▶ ABOUT THIS EXERCISE: Return a copy of every line in the records that includes the word "text".

◇ ◇ ◇

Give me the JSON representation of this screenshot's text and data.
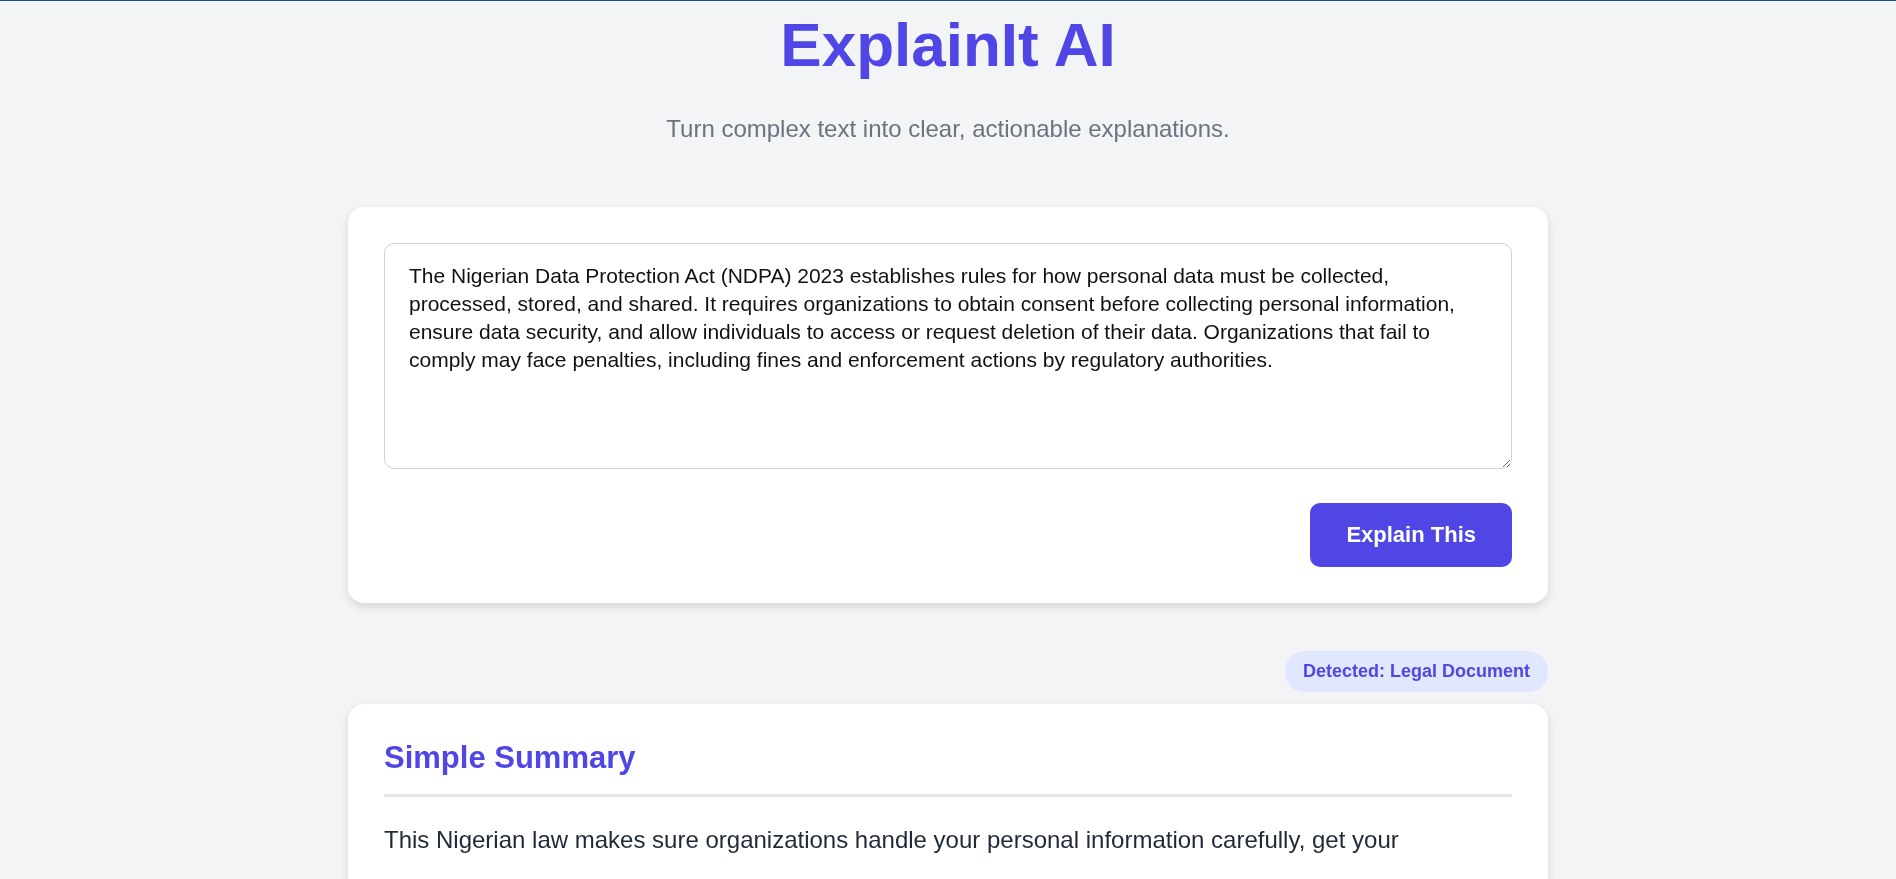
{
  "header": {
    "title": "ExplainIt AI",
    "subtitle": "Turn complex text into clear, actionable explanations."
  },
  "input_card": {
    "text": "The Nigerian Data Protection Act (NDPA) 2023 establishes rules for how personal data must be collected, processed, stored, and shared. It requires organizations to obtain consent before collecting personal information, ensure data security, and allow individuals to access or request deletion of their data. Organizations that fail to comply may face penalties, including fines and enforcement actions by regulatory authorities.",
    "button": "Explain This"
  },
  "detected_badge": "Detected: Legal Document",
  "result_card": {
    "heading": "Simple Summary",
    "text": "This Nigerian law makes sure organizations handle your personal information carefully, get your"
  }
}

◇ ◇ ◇

▶ ANSWER FOR THIS EXERCISE:
Give me the JSON representation of this screenshot's text and data.
    "subtitle": "Turn complex text into clear, actionable explanations."
    "text": "The Nigerian Data Protection Act (NDPA) 2023 establishes rules for how personal data must be collected, processed, stored, and shared. It requires organizations to obtain consent before collecting personal information, ensure data security, and allow individuals to access or request deletion of their data. Organizations that fail to comply may face penalties, including fines and enforcement actions by regulatory authorities.",
    "text": "This Nigerian law makes sure organizations handle your personal information carefully, get your"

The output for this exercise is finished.